- [The data]

--------------------

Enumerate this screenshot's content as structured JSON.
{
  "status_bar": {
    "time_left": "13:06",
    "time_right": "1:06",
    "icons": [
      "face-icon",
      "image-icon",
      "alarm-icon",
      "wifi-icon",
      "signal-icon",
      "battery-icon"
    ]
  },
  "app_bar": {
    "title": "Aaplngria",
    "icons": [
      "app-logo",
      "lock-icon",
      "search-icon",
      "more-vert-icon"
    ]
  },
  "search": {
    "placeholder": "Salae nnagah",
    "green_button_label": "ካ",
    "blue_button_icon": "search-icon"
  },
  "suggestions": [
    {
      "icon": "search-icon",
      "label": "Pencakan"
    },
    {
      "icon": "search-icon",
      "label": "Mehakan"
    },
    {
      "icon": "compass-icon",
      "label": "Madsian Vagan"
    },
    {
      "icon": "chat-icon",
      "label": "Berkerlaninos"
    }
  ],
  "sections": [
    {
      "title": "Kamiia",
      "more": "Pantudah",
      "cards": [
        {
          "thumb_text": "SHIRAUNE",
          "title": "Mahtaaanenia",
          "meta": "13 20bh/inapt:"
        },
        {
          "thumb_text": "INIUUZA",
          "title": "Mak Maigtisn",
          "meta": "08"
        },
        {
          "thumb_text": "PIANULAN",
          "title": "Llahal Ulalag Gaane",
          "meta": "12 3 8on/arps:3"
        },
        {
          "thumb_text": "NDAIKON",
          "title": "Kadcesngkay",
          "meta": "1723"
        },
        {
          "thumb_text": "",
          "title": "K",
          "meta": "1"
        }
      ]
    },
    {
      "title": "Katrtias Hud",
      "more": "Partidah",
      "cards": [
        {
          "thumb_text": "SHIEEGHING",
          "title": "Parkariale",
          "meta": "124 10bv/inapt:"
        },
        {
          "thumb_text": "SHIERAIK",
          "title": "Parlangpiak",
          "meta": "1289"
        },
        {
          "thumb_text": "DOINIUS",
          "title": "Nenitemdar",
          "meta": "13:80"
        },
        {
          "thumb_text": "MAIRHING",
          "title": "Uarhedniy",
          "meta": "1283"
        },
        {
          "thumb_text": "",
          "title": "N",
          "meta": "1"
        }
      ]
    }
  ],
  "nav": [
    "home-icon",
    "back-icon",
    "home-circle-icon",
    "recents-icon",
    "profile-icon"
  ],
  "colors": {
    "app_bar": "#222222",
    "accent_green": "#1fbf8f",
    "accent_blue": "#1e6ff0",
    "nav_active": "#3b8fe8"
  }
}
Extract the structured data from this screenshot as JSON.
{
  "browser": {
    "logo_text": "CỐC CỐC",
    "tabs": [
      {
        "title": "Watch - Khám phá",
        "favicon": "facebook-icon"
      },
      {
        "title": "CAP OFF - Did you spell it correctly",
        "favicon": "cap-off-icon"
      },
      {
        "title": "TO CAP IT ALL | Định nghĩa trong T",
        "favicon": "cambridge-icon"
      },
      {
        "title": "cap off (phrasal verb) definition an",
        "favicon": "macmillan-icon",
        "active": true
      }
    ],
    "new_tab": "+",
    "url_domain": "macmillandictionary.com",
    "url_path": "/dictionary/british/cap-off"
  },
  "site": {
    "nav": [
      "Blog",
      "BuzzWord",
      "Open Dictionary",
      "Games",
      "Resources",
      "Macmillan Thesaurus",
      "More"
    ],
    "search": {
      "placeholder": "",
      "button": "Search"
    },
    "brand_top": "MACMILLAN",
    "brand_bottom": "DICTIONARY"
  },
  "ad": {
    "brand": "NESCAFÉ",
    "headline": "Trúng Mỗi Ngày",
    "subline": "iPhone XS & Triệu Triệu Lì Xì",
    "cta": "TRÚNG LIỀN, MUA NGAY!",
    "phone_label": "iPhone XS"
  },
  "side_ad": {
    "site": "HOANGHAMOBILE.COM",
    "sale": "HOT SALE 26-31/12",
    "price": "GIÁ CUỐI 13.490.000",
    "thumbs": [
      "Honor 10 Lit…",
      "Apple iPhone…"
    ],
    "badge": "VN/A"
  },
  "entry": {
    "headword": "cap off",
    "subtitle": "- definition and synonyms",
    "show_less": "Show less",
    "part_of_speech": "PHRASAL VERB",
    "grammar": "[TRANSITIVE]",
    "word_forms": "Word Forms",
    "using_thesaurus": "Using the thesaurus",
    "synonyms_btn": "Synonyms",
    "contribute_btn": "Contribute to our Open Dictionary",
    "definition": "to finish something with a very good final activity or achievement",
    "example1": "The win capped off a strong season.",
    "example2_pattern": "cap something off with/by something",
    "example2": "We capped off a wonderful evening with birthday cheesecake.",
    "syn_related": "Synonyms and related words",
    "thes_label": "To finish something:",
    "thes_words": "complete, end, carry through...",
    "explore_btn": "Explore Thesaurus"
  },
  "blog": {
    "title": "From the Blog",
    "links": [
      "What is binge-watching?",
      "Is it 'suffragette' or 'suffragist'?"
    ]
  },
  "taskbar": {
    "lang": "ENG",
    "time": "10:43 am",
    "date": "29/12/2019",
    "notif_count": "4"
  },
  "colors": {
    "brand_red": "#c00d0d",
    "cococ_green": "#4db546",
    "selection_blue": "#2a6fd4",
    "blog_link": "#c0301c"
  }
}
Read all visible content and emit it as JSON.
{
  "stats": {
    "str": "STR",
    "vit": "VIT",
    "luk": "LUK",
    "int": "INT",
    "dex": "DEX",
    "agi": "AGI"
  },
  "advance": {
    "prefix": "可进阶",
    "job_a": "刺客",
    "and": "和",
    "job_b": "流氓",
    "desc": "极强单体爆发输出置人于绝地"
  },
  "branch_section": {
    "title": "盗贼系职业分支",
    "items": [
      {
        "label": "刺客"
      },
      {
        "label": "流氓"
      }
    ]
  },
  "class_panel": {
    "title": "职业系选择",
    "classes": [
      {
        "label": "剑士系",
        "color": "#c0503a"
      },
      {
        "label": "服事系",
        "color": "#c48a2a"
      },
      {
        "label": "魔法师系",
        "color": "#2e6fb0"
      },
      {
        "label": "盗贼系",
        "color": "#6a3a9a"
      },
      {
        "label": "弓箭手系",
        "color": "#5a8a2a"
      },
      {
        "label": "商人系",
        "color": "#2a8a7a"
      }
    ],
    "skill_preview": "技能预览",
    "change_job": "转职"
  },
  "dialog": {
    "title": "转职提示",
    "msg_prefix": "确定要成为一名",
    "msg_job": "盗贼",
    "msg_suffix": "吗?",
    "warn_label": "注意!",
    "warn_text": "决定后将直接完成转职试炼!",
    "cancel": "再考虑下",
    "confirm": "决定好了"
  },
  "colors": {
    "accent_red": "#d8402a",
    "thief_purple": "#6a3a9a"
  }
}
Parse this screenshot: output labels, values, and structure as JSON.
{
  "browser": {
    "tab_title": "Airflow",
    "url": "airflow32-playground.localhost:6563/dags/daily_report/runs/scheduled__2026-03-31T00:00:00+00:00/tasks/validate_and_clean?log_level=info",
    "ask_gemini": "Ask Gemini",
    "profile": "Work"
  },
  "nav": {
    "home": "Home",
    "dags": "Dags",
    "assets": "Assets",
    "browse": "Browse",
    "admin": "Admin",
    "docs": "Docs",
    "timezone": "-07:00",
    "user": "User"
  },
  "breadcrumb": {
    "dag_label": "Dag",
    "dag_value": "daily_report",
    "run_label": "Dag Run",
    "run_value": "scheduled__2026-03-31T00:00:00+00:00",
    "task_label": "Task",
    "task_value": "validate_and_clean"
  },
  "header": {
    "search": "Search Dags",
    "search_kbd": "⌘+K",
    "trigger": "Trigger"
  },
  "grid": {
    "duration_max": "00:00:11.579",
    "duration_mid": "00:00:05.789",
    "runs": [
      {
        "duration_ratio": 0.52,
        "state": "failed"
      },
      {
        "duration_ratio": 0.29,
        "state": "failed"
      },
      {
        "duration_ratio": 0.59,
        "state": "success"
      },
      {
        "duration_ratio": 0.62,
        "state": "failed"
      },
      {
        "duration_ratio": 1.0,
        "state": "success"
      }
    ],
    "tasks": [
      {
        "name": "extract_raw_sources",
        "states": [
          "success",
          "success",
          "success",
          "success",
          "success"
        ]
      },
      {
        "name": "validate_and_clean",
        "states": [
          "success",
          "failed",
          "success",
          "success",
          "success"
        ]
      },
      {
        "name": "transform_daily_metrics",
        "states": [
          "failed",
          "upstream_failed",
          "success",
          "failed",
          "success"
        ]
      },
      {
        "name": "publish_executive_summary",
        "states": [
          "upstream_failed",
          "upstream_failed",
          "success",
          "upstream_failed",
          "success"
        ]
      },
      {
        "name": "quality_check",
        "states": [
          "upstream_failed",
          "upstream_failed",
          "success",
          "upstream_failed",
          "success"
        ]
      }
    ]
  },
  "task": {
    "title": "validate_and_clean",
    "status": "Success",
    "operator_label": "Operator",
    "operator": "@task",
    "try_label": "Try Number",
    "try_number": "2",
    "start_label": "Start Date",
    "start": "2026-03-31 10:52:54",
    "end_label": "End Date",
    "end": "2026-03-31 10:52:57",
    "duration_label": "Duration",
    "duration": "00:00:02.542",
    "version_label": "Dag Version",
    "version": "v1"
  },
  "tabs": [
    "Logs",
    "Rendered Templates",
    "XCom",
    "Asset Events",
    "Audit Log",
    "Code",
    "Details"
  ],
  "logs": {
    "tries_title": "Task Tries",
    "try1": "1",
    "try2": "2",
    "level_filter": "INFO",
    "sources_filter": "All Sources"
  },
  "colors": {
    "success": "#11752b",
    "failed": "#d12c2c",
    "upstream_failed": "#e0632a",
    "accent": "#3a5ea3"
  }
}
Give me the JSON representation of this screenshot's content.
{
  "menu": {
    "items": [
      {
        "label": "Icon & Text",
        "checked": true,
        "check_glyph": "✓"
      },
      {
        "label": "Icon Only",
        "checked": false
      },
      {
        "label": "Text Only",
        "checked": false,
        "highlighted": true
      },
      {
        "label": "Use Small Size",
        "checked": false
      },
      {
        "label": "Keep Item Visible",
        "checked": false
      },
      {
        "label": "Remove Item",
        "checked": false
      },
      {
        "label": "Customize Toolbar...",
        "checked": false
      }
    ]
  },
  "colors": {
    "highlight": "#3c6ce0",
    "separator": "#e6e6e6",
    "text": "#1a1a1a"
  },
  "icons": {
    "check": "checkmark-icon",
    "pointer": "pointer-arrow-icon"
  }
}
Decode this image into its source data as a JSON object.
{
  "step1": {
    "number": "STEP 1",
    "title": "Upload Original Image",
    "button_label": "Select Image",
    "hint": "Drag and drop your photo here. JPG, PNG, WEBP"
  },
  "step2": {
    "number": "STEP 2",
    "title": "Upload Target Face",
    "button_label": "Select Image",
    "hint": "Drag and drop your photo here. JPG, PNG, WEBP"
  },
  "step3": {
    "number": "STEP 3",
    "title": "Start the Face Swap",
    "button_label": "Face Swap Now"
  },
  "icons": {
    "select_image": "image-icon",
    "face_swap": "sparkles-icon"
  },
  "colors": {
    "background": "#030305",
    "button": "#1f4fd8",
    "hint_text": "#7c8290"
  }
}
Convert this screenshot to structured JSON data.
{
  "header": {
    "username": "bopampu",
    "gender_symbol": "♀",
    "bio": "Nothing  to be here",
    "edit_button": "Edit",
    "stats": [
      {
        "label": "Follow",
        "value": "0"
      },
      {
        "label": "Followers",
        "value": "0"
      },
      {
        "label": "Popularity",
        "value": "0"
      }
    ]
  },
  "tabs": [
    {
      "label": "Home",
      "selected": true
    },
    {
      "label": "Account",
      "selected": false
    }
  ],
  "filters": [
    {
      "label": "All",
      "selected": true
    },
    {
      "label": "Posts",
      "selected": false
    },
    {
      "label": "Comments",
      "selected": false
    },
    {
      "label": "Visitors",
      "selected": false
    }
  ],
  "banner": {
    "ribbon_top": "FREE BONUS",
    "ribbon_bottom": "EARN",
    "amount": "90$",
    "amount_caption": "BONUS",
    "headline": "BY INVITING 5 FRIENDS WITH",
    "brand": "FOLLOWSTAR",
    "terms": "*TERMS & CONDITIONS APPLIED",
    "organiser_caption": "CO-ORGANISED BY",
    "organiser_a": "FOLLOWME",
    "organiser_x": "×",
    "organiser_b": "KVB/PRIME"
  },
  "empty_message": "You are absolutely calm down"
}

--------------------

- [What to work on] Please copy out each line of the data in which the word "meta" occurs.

- [Response to this exercise]
          "meta": "13 20bh/inapt:"
          "meta": "08"
          "meta": "12 3 8on/arps:3"
          "meta": "1723"
          "meta": "1"
          "meta": "124 10bv/inapt:"
          "meta": "1289"
          "meta": "13:80"
          "meta": "1283"
          "meta": "1"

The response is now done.